**Work to complete**
Could you reproduce the entries exactly, omitting every picture?

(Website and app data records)
---------------

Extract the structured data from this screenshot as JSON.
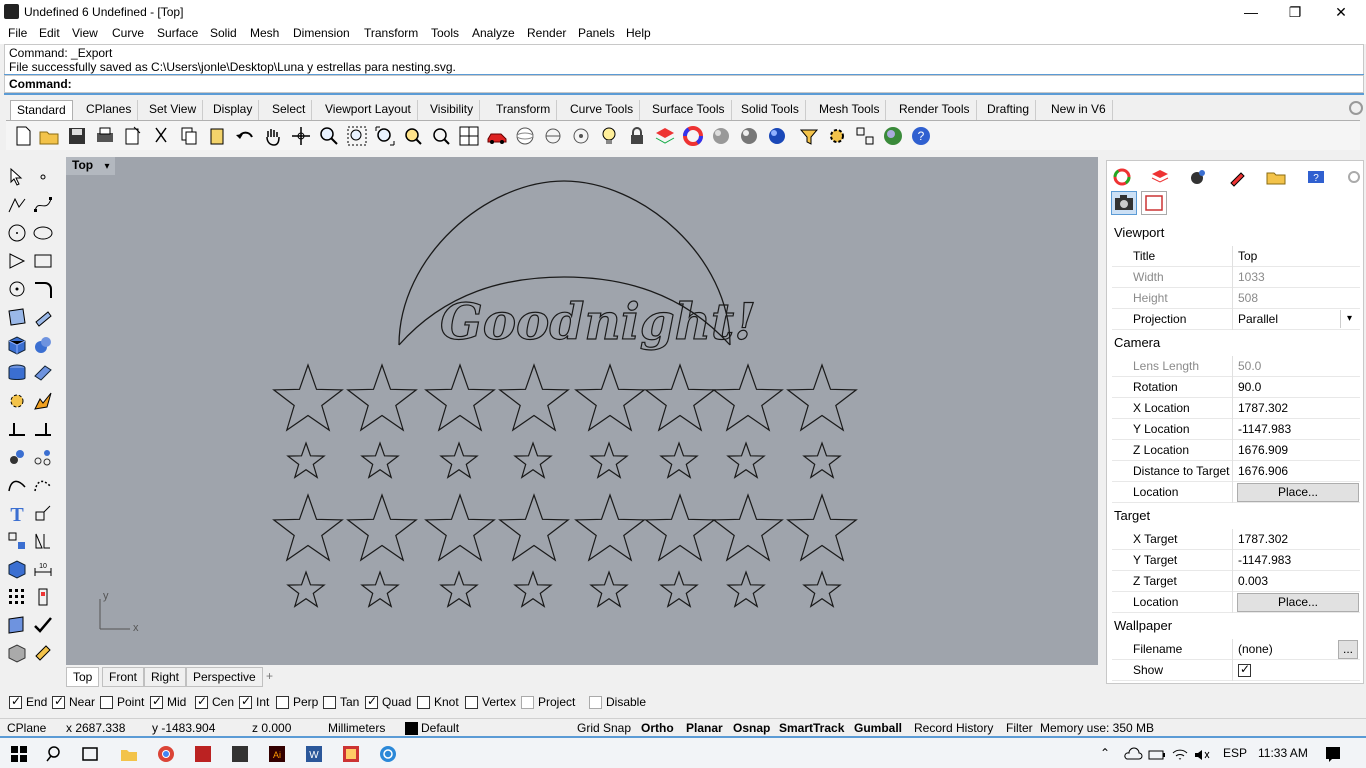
{
  "window": {
    "title": "Undefined 6 Undefined - [Top]",
    "minimize": "—",
    "restore": "❐",
    "close": "✕"
  },
  "menu": [
    "File",
    "Edit",
    "View",
    "Curve",
    "Surface",
    "Solid",
    "Mesh",
    "Dimension",
    "Transform",
    "Tools",
    "Analyze",
    "Render",
    "Panels",
    "Help"
  ],
  "command_history": [
    "Command: _Export",
    "File successfully saved as C:\\Users\\jonle\\Desktop\\Luna y estrellas para nesting.svg."
  ],
  "command_prompt": "Command:",
  "toolbar_tabs": [
    "Standard",
    "CPlanes",
    "Set View",
    "Display",
    "Select",
    "Viewport Layout",
    "Visibility",
    "Transform",
    "Curve Tools",
    "Surface Tools",
    "Solid Tools",
    "Mesh Tools",
    "Render Tools",
    "Drafting",
    "New in V6"
  ],
  "toolbar_icons": [
    "new-file-icon",
    "open-icon",
    "save-icon",
    "print-icon",
    "import-icon",
    "cut-icon",
    "copy-icon",
    "paste-icon",
    "undo-icon",
    "pan-icon",
    "rotate-view-icon",
    "zoom-icon",
    "zoom-window-icon",
    "zoom-extents-icon",
    "zoom-selected-icon",
    "rotate-icon",
    "four-viewports-icon",
    "car-icon",
    "circle-target-icon",
    "bulb-icon",
    "lock-icon",
    "layer-icon",
    "color-wheel-icon",
    "sphere-shaded-icon",
    "sphere-render-icon",
    "blue-sphere-icon",
    "sun-icon",
    "gear-icon",
    "settings-icon",
    "globe-icon",
    "help-icon"
  ],
  "viewport": {
    "title": "Top",
    "dropdown_glyph": "▾",
    "heading_text": "Goodnight!",
    "axis_x": "x",
    "axis_y": "y",
    "tabs": [
      "Top",
      "Front",
      "Right",
      "Perspective"
    ],
    "add_tab": "+"
  },
  "panel": {
    "tabs": [
      "color-wheel-icon",
      "layers-icon",
      "render-icon",
      "brush-icon",
      "folder-icon",
      "help-icon"
    ],
    "subtabs": [
      "camera-icon",
      "viewport-icon"
    ],
    "viewport_section": "Viewport",
    "viewport_rows": [
      {
        "label": "Title",
        "value": "Top",
        "dim": false
      },
      {
        "label": "Width",
        "value": "1033",
        "dim": true
      },
      {
        "label": "Height",
        "value": "508",
        "dim": true
      },
      {
        "label": "Projection",
        "value": "Parallel",
        "dim": false,
        "dropdown": true
      }
    ],
    "camera_section": "Camera",
    "camera_rows": [
      {
        "label": "Lens Length",
        "value": "50.0",
        "dim": true
      },
      {
        "label": "Rotation",
        "value": "90.0",
        "dim": false
      },
      {
        "label": "X Location",
        "value": "1787.302",
        "dim": false
      },
      {
        "label": "Y Location",
        "value": "-1147.983",
        "dim": false
      },
      {
        "label": "Z Location",
        "value": "1676.909",
        "dim": false
      },
      {
        "label": "Distance to Target",
        "value": "1676.906",
        "dim": false
      },
      {
        "label": "Location",
        "button": "Place..."
      }
    ],
    "target_section": "Target",
    "target_rows": [
      {
        "label": "X Target",
        "value": "1787.302"
      },
      {
        "label": "Y Target",
        "value": "-1147.983"
      },
      {
        "label": "Z Target",
        "value": "0.003"
      },
      {
        "label": "Location",
        "button": "Place..."
      }
    ],
    "wallpaper_section": "Wallpaper",
    "wallpaper_rows": [
      {
        "label": "Filename",
        "value": "(none)",
        "button": "..."
      },
      {
        "label": "Show",
        "checked": true
      }
    ]
  },
  "osnaps": [
    {
      "label": "End",
      "checked": true
    },
    {
      "label": "Near",
      "checked": true
    },
    {
      "label": "Point",
      "checked": false
    },
    {
      "label": "Mid",
      "checked": true
    },
    {
      "label": "Cen",
      "checked": true
    },
    {
      "label": "Int",
      "checked": true
    },
    {
      "label": "Perp",
      "checked": false
    },
    {
      "label": "Tan",
      "checked": false
    },
    {
      "label": "Quad",
      "checked": true
    },
    {
      "label": "Knot",
      "checked": false
    },
    {
      "label": "Vertex",
      "checked": false
    },
    {
      "label": "Project",
      "checked": false
    },
    {
      "label": "Disable",
      "checked": false
    }
  ],
  "status": {
    "cplane": "CPlane",
    "x": "x 2687.338",
    "y": "y -1483.904",
    "z": "z 0.000",
    "units": "Millimeters",
    "layer": "Default",
    "grid_snap": "Grid Snap",
    "ortho": "Ortho",
    "planar": "Planar",
    "osnap": "Osnap",
    "smarttrack": "SmartTrack",
    "gumball": "Gumball",
    "record_history": "Record History",
    "filter": "Filter",
    "memory": "Memory use: 350 MB"
  },
  "taskbar": {
    "icons": [
      "windows-start-icon",
      "search-icon",
      "task-view-icon",
      "file-explorer-icon",
      "chrome-icon",
      "app-2015-icon",
      "rhino-icon",
      "illustrator-icon",
      "word-icon",
      "calculator-icon",
      "cortana-icon"
    ],
    "tray_language": "ESP",
    "clock": "11:33 AM"
  },
  "colors": {
    "viewport_bg": "#9fa4ac",
    "accent_blue": "#5b9bd5"
  }
}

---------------

**Finished exercise**
Extract the structured data from this screenshot as JSON.
{
  "window": {
    "title": "Undefined 6 Undefined - [Top]",
    "minimize": "—",
    "restore": "❐",
    "close": "✕"
  },
  "menu": [
    "File",
    "Edit",
    "View",
    "Curve",
    "Surface",
    "Solid",
    "Mesh",
    "Dimension",
    "Transform",
    "Tools",
    "Analyze",
    "Render",
    "Panels",
    "Help"
  ],
  "command_history": [
    "Command: _Export",
    "File successfully saved as C:\\Users\\jonle\\Desktop\\Luna y estrellas para nesting.svg."
  ],
  "command_prompt": "Command:",
  "toolbar_tabs": [
    "Standard",
    "CPlanes",
    "Set View",
    "Display",
    "Select",
    "Viewport Layout",
    "Visibility",
    "Transform",
    "Curve Tools",
    "Surface Tools",
    "Solid Tools",
    "Mesh Tools",
    "Render Tools",
    "Drafting",
    "New in V6"
  ],
  "toolbar_icons": [
    "new-file-icon",
    "open-icon",
    "save-icon",
    "print-icon",
    "import-icon",
    "cut-icon",
    "copy-icon",
    "paste-icon",
    "undo-icon",
    "pan-icon",
    "rotate-view-icon",
    "zoom-icon",
    "zoom-window-icon",
    "zoom-extents-icon",
    "zoom-selected-icon",
    "rotate-icon",
    "four-viewports-icon",
    "car-icon",
    "circle-target-icon",
    "bulb-icon",
    "lock-icon",
    "layer-icon",
    "color-wheel-icon",
    "sphere-shaded-icon",
    "sphere-render-icon",
    "blue-sphere-icon",
    "sun-icon",
    "gear-icon",
    "settings-icon",
    "globe-icon",
    "help-icon"
  ],
  "viewport": {
    "title": "Top",
    "dropdown_glyph": "▾",
    "heading_text": "Goodnight!",
    "axis_x": "x",
    "axis_y": "y",
    "tabs": [
      "Top",
      "Front",
      "Right",
      "Perspective"
    ],
    "add_tab": "+"
  },
  "panel": {
    "tabs": [
      "color-wheel-icon",
      "layers-icon",
      "render-icon",
      "brush-icon",
      "folder-icon",
      "help-icon"
    ],
    "subtabs": [
      "camera-icon",
      "viewport-icon"
    ],
    "viewport_section": "Viewport",
    "viewport_rows": [
      {
        "label": "Title",
        "value": "Top",
        "dim": false
      },
      {
        "label": "Width",
        "value": "1033",
        "dim": true
      },
      {
        "label": "Height",
        "value": "508",
        "dim": true
      },
      {
        "label": "Projection",
        "value": "Parallel",
        "dim": false,
        "dropdown": true
      }
    ],
    "camera_section": "Camera",
    "camera_rows": [
      {
        "label": "Lens Length",
        "value": "50.0",
        "dim": true
      },
      {
        "label": "Rotation",
        "value": "90.0",
        "dim": false
      },
      {
        "label": "X Location",
        "value": "1787.302",
        "dim": false
      },
      {
        "label": "Y Location",
        "value": "-1147.983",
        "dim": false
      },
      {
        "label": "Z Location",
        "value": "1676.909",
        "dim": false
      },
      {
        "label": "Distance to Target",
        "value": "1676.906",
        "dim": false
      },
      {
        "label": "Location",
        "button": "Place..."
      }
    ],
    "target_section": "Target",
    "target_rows": [
      {
        "label": "X Target",
        "value": "1787.302"
      },
      {
        "label": "Y Target",
        "value": "-1147.983"
      },
      {
        "label": "Z Target",
        "value": "0.003"
      },
      {
        "label": "Location",
        "button": "Place..."
      }
    ],
    "wallpaper_section": "Wallpaper",
    "wallpaper_rows": [
      {
        "label": "Filename",
        "value": "(none)",
        "button": "..."
      },
      {
        "label": "Show",
        "checked": true
      }
    ]
  },
  "osnaps": [
    {
      "label": "End",
      "checked": true
    },
    {
      "label": "Near",
      "checked": true
    },
    {
      "label": "Point",
      "checked": false
    },
    {
      "label": "Mid",
      "checked": true
    },
    {
      "label": "Cen",
      "checked": true
    },
    {
      "label": "Int",
      "checked": true
    },
    {
      "label": "Perp",
      "checked": false
    },
    {
      "label": "Tan",
      "checked": false
    },
    {
      "label": "Quad",
      "checked": true
    },
    {
      "label": "Knot",
      "checked": false
    },
    {
      "label": "Vertex",
      "checked": false
    },
    {
      "label": "Project",
      "checked": false
    },
    {
      "label": "Disable",
      "checked": false
    }
  ],
  "status": {
    "cplane": "CPlane",
    "x": "x 2687.338",
    "y": "y -1483.904",
    "z": "z 0.000",
    "units": "Millimeters",
    "layer": "Default",
    "grid_snap": "Grid Snap",
    "ortho": "Ortho",
    "planar": "Planar",
    "osnap": "Osnap",
    "smarttrack": "SmartTrack",
    "gumball": "Gumball",
    "record_history": "Record History",
    "filter": "Filter",
    "memory": "Memory use: 350 MB"
  },
  "taskbar": {
    "icons": [
      "windows-start-icon",
      "search-icon",
      "task-view-icon",
      "file-explorer-icon",
      "chrome-icon",
      "app-2015-icon",
      "rhino-icon",
      "illustrator-icon",
      "word-icon",
      "calculator-icon",
      "cortana-icon"
    ],
    "tray_language": "ESP",
    "clock": "11:33 AM"
  },
  "colors": {
    "viewport_bg": "#9fa4ac",
    "accent_blue": "#5b9bd5"
  }
}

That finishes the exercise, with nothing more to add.